*** Opening of INPUT RECORDS ***
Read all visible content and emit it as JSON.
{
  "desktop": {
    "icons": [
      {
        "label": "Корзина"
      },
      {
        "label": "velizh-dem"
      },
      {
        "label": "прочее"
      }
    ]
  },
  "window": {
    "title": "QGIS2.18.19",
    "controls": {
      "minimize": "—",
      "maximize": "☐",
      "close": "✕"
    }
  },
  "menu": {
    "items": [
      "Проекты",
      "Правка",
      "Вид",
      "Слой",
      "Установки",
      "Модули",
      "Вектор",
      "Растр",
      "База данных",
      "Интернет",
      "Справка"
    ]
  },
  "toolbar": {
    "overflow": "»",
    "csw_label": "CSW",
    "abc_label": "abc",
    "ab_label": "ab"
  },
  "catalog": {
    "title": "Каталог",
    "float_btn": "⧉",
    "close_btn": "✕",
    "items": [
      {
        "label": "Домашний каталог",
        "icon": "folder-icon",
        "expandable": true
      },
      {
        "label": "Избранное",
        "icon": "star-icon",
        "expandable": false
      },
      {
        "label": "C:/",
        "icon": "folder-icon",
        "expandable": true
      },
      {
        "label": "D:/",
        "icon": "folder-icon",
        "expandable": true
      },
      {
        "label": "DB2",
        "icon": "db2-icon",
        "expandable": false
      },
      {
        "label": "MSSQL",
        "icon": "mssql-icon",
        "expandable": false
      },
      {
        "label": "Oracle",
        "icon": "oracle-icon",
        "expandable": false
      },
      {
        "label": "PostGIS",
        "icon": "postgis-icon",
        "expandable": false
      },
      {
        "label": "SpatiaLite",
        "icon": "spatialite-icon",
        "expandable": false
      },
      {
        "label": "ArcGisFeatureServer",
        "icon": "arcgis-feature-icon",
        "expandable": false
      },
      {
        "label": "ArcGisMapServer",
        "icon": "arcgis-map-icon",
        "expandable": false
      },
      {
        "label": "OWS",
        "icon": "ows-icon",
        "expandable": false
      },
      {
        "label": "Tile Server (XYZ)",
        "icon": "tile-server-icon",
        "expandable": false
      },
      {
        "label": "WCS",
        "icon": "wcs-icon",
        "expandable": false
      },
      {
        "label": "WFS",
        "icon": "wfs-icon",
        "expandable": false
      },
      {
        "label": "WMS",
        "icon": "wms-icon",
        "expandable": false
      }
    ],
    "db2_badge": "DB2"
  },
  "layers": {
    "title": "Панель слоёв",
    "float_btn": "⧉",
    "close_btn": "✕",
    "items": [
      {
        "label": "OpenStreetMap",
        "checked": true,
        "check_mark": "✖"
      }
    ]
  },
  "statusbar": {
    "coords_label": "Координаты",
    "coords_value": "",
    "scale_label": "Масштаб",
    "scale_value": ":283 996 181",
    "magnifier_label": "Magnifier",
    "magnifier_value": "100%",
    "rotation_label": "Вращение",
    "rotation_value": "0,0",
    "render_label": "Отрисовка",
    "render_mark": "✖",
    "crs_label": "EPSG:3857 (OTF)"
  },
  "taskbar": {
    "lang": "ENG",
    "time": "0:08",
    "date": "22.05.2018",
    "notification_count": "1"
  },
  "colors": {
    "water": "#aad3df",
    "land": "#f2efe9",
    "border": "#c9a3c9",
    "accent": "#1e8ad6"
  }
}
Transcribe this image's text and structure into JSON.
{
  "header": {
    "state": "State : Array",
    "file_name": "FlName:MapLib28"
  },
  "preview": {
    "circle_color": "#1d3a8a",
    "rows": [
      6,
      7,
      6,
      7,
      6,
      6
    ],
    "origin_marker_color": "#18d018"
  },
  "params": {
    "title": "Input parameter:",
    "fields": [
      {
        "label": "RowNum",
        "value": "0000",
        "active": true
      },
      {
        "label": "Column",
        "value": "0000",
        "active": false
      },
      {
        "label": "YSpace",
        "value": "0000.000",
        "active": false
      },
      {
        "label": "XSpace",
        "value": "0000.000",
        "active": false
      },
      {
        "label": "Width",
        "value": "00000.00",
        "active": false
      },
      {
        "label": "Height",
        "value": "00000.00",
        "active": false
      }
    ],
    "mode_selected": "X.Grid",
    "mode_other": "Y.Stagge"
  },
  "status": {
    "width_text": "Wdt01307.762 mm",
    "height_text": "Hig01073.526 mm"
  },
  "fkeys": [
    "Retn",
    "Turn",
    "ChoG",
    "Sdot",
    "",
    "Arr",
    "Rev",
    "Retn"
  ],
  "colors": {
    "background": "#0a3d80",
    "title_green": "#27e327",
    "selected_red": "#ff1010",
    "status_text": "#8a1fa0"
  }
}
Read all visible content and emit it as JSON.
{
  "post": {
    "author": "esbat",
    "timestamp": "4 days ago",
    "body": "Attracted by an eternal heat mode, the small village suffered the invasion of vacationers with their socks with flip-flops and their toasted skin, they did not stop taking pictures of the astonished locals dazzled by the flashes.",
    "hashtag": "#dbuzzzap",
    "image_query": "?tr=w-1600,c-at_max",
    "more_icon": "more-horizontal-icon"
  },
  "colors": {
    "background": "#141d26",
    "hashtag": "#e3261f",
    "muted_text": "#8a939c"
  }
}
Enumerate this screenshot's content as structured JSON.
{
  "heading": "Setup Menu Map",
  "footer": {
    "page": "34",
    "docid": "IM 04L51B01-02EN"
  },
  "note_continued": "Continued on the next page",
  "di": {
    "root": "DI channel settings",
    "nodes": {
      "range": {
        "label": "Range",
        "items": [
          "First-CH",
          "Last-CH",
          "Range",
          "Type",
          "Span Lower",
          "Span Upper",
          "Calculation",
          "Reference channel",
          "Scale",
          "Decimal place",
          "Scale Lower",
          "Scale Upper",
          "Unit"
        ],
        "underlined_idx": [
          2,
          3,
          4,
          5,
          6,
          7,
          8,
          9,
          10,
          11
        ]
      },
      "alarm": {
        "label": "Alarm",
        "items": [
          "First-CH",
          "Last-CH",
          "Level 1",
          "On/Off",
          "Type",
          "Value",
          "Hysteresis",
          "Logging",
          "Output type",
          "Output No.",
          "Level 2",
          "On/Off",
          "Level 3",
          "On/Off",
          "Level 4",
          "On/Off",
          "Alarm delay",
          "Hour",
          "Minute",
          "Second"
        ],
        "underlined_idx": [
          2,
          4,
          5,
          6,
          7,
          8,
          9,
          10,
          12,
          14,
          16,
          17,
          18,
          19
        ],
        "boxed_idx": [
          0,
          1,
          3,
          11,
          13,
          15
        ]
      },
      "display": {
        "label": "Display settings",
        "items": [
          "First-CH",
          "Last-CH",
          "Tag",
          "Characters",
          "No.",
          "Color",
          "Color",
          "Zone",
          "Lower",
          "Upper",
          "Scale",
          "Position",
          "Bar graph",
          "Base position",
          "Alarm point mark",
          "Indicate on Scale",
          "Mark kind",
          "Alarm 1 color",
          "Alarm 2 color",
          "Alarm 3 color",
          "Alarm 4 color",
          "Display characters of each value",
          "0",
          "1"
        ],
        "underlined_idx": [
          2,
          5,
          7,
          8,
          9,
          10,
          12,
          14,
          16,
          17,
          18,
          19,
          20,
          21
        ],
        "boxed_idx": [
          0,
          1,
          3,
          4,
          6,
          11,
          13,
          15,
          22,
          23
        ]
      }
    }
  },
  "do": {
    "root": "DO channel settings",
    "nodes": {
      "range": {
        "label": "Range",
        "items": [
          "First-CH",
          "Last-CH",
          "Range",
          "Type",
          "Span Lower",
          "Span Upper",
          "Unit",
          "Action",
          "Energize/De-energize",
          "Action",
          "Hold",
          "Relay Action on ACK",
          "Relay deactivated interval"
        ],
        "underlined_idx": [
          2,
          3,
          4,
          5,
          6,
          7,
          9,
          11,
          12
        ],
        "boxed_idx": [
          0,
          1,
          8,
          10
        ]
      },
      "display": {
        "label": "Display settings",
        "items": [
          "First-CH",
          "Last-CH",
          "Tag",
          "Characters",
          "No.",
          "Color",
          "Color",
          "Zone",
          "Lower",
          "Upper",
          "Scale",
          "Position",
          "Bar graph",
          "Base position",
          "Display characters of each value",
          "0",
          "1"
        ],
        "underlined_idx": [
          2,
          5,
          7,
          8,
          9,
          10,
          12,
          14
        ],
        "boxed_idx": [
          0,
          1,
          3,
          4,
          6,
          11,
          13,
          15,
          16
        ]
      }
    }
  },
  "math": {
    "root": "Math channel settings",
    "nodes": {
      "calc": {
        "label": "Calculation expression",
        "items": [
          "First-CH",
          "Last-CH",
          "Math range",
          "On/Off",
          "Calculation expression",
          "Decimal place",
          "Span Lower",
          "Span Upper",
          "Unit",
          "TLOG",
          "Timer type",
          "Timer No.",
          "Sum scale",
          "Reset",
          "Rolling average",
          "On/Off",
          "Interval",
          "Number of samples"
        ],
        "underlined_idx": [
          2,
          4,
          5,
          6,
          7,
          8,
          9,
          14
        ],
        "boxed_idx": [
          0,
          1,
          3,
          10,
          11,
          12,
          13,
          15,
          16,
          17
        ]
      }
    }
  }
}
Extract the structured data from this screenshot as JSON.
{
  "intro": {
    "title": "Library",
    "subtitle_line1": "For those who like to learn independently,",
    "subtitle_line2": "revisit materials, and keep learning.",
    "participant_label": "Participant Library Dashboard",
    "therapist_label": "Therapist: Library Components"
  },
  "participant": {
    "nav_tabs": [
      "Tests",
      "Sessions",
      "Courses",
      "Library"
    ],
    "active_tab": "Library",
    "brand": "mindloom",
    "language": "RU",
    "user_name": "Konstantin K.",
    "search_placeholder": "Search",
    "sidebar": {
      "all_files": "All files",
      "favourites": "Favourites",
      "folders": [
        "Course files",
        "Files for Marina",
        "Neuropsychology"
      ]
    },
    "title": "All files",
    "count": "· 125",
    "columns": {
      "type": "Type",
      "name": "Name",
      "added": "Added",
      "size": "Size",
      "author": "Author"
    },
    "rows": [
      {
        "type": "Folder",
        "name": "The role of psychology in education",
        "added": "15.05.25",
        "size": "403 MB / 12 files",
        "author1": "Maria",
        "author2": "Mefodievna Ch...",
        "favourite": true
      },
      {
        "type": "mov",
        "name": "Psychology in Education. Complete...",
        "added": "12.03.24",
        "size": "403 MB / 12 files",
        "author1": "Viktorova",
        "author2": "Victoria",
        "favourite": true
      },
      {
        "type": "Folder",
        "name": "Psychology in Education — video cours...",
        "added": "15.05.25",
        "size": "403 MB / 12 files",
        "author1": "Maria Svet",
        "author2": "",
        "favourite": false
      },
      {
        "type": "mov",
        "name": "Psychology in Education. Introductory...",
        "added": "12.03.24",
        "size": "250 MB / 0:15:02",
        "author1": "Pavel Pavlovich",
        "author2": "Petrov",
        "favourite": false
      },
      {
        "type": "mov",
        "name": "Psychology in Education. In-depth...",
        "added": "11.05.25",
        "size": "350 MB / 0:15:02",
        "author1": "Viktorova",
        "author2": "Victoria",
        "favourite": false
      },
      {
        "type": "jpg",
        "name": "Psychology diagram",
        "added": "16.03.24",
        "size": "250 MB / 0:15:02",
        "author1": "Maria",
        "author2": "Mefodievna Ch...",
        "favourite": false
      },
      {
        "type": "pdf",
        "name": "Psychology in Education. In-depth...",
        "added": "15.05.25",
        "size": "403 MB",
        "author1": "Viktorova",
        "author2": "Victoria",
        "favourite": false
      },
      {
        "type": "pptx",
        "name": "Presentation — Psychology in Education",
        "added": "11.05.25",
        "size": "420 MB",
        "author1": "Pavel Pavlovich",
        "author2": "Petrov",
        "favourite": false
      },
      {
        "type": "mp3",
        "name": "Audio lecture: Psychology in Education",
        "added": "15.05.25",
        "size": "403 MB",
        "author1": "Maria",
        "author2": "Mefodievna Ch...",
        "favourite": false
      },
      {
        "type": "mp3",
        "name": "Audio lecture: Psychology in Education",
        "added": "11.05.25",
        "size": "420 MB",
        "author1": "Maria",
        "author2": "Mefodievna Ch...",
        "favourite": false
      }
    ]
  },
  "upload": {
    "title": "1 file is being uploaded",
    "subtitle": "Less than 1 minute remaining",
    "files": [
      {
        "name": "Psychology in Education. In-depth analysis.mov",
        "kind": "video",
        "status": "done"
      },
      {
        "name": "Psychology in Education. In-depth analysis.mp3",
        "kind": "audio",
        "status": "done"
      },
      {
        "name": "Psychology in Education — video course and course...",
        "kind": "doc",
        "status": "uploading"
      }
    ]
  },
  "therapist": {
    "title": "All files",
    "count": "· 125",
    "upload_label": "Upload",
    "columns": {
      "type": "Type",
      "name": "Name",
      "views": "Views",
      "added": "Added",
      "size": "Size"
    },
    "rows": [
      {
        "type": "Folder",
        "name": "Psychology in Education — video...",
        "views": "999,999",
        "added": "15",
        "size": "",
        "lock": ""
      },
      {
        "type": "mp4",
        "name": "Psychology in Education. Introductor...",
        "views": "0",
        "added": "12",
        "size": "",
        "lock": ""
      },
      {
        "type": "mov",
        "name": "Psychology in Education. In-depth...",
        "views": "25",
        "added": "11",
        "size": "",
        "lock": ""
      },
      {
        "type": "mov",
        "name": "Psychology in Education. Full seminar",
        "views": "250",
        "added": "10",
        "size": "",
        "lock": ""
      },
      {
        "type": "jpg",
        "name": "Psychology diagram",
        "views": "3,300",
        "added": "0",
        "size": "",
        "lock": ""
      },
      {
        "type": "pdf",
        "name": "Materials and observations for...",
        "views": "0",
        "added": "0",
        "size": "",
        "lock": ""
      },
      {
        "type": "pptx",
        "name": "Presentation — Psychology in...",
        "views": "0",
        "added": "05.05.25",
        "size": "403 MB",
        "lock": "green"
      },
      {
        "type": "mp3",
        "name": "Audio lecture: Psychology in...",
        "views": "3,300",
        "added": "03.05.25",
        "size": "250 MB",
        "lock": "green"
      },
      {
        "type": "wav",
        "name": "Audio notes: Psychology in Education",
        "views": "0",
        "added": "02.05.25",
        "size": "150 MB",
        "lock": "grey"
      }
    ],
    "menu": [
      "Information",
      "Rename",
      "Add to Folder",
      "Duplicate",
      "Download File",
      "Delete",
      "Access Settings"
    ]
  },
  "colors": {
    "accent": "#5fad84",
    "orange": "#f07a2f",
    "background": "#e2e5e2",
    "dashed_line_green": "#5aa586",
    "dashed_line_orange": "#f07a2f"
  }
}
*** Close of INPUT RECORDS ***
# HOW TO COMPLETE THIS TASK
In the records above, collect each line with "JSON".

# RESPONSE FOR THIS EXERCISE
Read all visible content and emit it as JSON.
Transcribe this image's text and structure into JSON.
Read all visible content and emit it as JSON.
Enumerate this screenshot's content as structured JSON.
Extract the structured data from this screenshot as JSON.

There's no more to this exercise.